Action item:
Word for word, restate the entries below, but exclude the images.

Website and app data records
<<<<
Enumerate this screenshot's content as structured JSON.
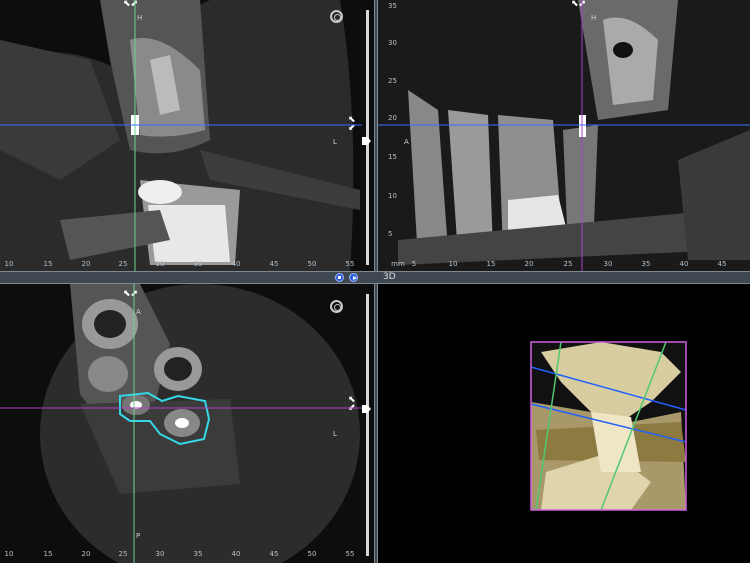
{
  "panels": {
    "axial_top": {
      "orient_top": "H",
      "orient_right": "L",
      "ruler_x": [
        "10",
        "15",
        "20",
        "25",
        "30",
        "35",
        "40",
        "45",
        "50",
        "55"
      ]
    },
    "sagittal": {
      "orient_top": "H",
      "orient_left": "A",
      "ruler_y": [
        "35",
        "30",
        "25",
        "20",
        "15",
        "10",
        "5"
      ],
      "ruler_x": [
        "mm",
        "5",
        "10",
        "15",
        "20",
        "25",
        "30",
        "35",
        "40",
        "45"
      ]
    },
    "axial_bottom": {
      "orient_top": "A",
      "orient_bottom": "P",
      "orient_right": "L",
      "ruler_x": [
        "10",
        "15",
        "20",
        "25",
        "30",
        "35",
        "40",
        "45",
        "50",
        "55"
      ]
    },
    "volume_3d": {
      "label": "3D"
    }
  },
  "colors": {
    "crosshair_green": "#6cd48a",
    "crosshair_blue": "#3c6cff",
    "crosshair_purple": "#b040c8",
    "roi_cyan": "#35d8e8",
    "separator": "#3f4850"
  },
  "icons": {
    "reset_view": "reset-view-icon",
    "play": "play-icon",
    "stop": "stop-icon",
    "pan_arrows": "pan-arrows-icon"
  }
}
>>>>
Response:
Enumerate this screenshot's content as structured JSON.
{
  "panels": {
    "axial_top": {
      "orient_top": "H",
      "orient_right": "L",
      "ruler_x": [
        "10",
        "15",
        "20",
        "25",
        "30",
        "35",
        "40",
        "45",
        "50",
        "55"
      ]
    },
    "sagittal": {
      "orient_top": "H",
      "orient_left": "A",
      "ruler_y": [
        "35",
        "30",
        "25",
        "20",
        "15",
        "10",
        "5"
      ],
      "ruler_x": [
        "mm",
        "5",
        "10",
        "15",
        "20",
        "25",
        "30",
        "35",
        "40",
        "45"
      ]
    },
    "axial_bottom": {
      "orient_top": "A",
      "orient_bottom": "P",
      "orient_right": "L",
      "ruler_x": [
        "10",
        "15",
        "20",
        "25",
        "30",
        "35",
        "40",
        "45",
        "50",
        "55"
      ]
    },
    "volume_3d": {
      "label": "3D"
    }
  },
  "colors": {
    "crosshair_green": "#6cd48a",
    "crosshair_blue": "#3c6cff",
    "crosshair_purple": "#b040c8",
    "roi_cyan": "#35d8e8",
    "separator": "#3f4850"
  },
  "icons": {
    "reset_view": "reset-view-icon",
    "play": "play-icon",
    "stop": "stop-icon",
    "pan_arrows": "pan-arrows-icon"
  }
}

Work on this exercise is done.